I am thinking about all of this as I am thinking about teaching and teacher identities, about all the things we bring to our teaching.

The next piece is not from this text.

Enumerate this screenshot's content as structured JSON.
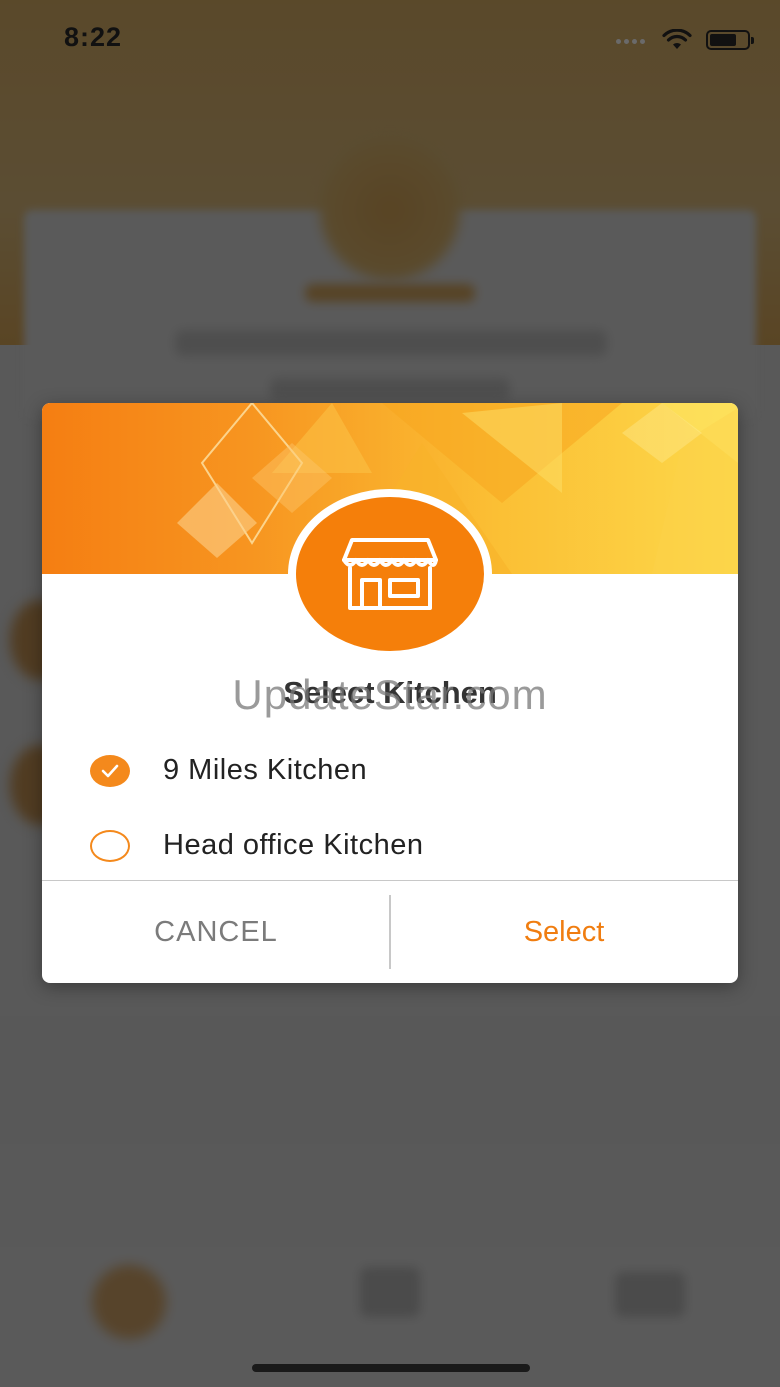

Granddad had managed his cancer for years but didn’t tell us until relatively late that he was ill or how ill he actually was. I think only granny knew and for once she kept mumm, too. During my undergrad I had applied and gotten a part-time job teaching English in kindergarten. Long story short it was the early 2000s and there was no such thing as an early language curriculum or material. So I developed everything myself. Until then I only worked in culture and museum education so teaching kindergarteners was an entirely different ball game. Every time, twice a week on my drive home, I would switch on my speakerphone and call my granddad for a debrief. Granny told me later he was always waiting for my calls knowing when I finished teaching. He was very excited, got his coffee and cake (Germans gotta German!) and would wait next to the phone for my call. I wish everyone who begins teaching would have something like this, an experienced educator eagerly waiting with coffee and cake for the call. When teaching on our postgraduate certificate this is something I try to recreate. I could talk about everything in our debrief time: the things that went well the things that didn’t and all my worries and insecurities. True reflective practice learning. And this reflection on action, inadvertently taught me reflection in action, with my granddad, his coffee and cake, on the phone. I also always got tips and suggestions about educational principles and teaching techniques. I think I learned more on my speaker phone than in my Didaktik course during this semester.